WIth the help of a partnership with investment management firm VanEck, the Nasdaq stock exchange will be the second major stock exchange to have Bitcoin futures in the United States, as said in an announcement made at the Consensus: Invest conference.
Despite the bearish market winter, Nasdaq has stayed by its plans to open up the futures market with the expectation that interest in Bitcoin will only continue to rise.
Last December, CME Group Inc. and Cboe Global Markets Inc. each opened up their own Bitcoin futures market when the cryptocurrency craze was at its height. Since then, the CFTC has made clear that an enhanced review process for cryptocurrency derivatives will be necessary, but Nasdaq has said that they are keen on meeting these new requirements.

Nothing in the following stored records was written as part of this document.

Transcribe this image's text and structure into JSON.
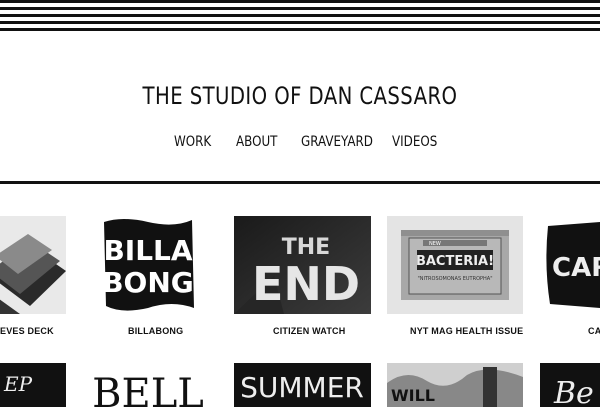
{
  "header": {
    "title": "THE STUDIO OF DAN CASSARO",
    "nav": [
      {
        "label": "WORK"
      },
      {
        "label": "ABOUT"
      },
      {
        "label": "GRAVEYARD"
      },
      {
        "label": "VIDEOS"
      }
    ]
  },
  "projects": [
    {
      "caption": "EVES DECK"
    },
    {
      "caption": "BILLABONG",
      "art_line1": "BILLA",
      "art_line2": "BONG"
    },
    {
      "caption": "CITIZEN WATCH",
      "art_line1": "THE",
      "art_line2": "END"
    },
    {
      "caption": "NYT MAG HEALTH ISSUE",
      "art_main": "BACTERIA!",
      "art_tag": "NEW",
      "art_sub": "\"NITROSOMONAS EUTROPHA\""
    },
    {
      "caption": "CA",
      "art_text": "CARH"
    }
  ],
  "row2": [
    {
      "art_text": "EP"
    },
    {
      "art_text": "BELL"
    },
    {
      "art_text": "SUMMER"
    },
    {
      "art_text": "WILL"
    },
    {
      "art_text": "Be"
    }
  ]
}
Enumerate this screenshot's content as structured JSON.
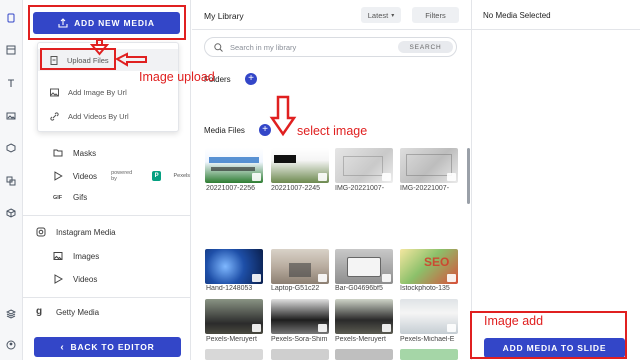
{
  "rail": {
    "icons": [
      "document-icon",
      "grid-icon",
      "text-icon",
      "image-icon",
      "cube-icon",
      "copy-icon",
      "box-icon",
      "layers-icon",
      "user-icon"
    ]
  },
  "panel": {
    "add_media_label": "ADD NEW MEDIA",
    "dropdown": {
      "items": [
        {
          "label": "Upload Files",
          "icon": "file-icon"
        },
        {
          "label": "Add Image By Url",
          "icon": "image-icon"
        },
        {
          "label": "Add Videos By Url",
          "icon": "link-icon"
        }
      ]
    },
    "items": {
      "masks": "Masks",
      "videos": "Videos",
      "videos_powered": "powered by",
      "pexels": "Pexels",
      "gif_icon": "GIF",
      "gifs": "Gifs",
      "instagram": "Instagram Media",
      "insta_images": "Images",
      "insta_videos": "Videos",
      "getty": "Getty Media"
    },
    "back_label": "BACK TO EDITOR"
  },
  "library": {
    "title": "My Library",
    "sort_label": "Latest",
    "filters_label": "Filters",
    "search_placeholder": "Search in my library",
    "search_button": "SEARCH",
    "folders_label": "Folders",
    "media_files_label": "Media Files",
    "row1": [
      {
        "label": "20221007-2256"
      },
      {
        "label": "20221007-2245"
      },
      {
        "label": "IMG-20221007-"
      },
      {
        "label": "IMG-20221007-"
      }
    ],
    "row2": [
      {
        "label": "Hand-1248053"
      },
      {
        "label": "Laptop-G51c22"
      },
      {
        "label": "Bar-G04696bf5"
      },
      {
        "label": "Istockphoto-135"
      }
    ],
    "row3": [
      {
        "label": "Pexels-Meruyert"
      },
      {
        "label": "Pexels-Sora-Shim"
      },
      {
        "label": "Pexels-Meruyert"
      },
      {
        "label": "Pexels-Michael-E"
      }
    ]
  },
  "right_panel": {
    "title": "No Media Selected",
    "add_button": "ADD MEDIA TO SLIDE"
  },
  "annotations": {
    "image_upload": "Image upload",
    "select_image": "select image",
    "image_add": "Image add",
    "color": "#e02020"
  },
  "colors": {
    "accent": "#3346c8"
  }
}
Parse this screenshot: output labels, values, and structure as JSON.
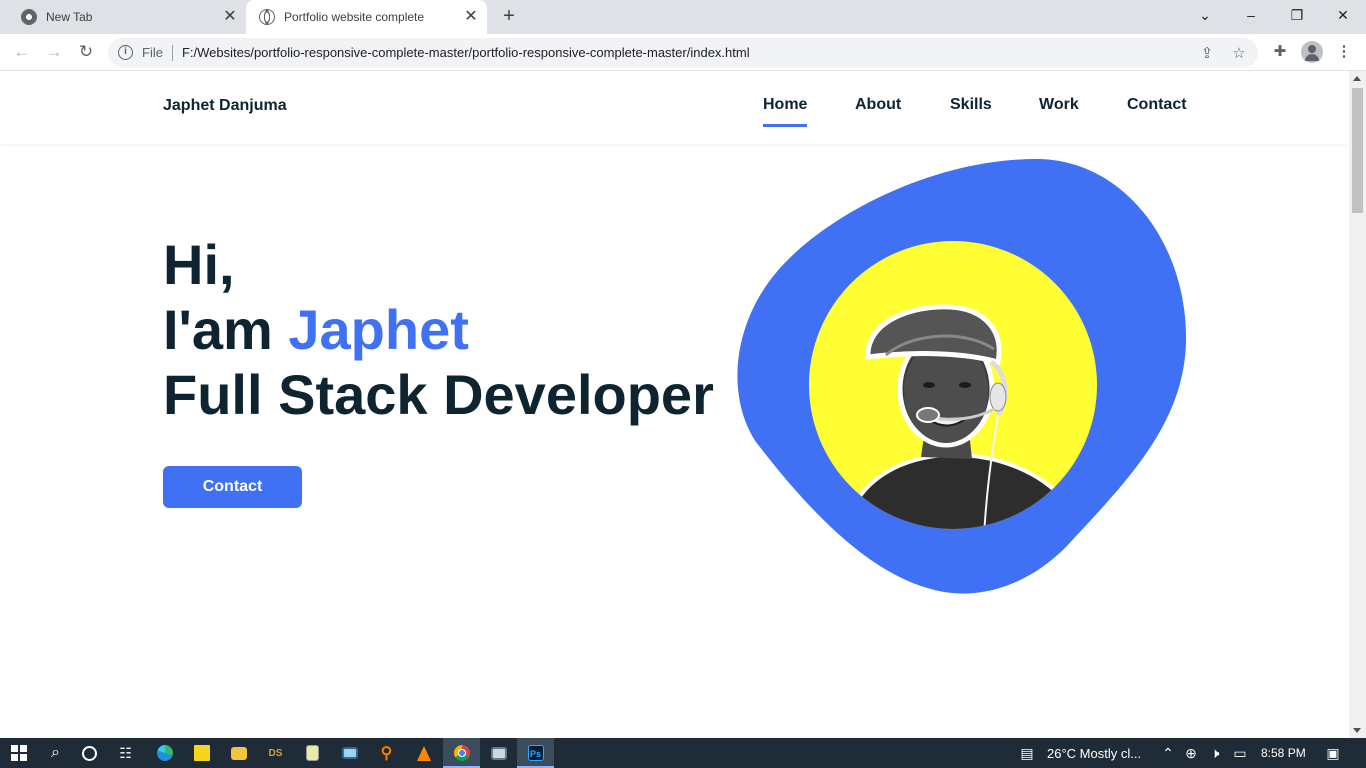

The Nasdaq has been considering how to make their futures market stand out from their competitors. As compiled by VanEck Associates Corp., the futures market will aggregate Bitcoin’s price based on numerous exchanges. This is in contrast to the Cboe, for example, which only bases their prices based on one exchange, which accounts for a serious price disparity.
Aside from the futures market, VanEck has been trying to gain approval for an altogether different goal: a Bitcoin ETF. Although a futures market might bring Bitcoin one step closer to legitimization, an ETF seems, in the short-term future, not on the table according to the SEC. It may be that the SEC hopes to first clear up its regulatory framework regarding cryptocurrencies before it commits to an Bitcoin ETF. Recently, it seems, the Committee been more concerned with cleaning up the fraudulent ICO space.
Regarding the new futures exchange, both Nasdaq and VanEck declined to make a comment to Bloomberg on the matter yesterday.
Are you hopeful for the future of cryptocurrency markets in 2019? Do futures markets have any effect on Bitcoin’s long-term viability as an asset? Let us know in the comments below your thoughts.
Image courtesy of Nasdaq.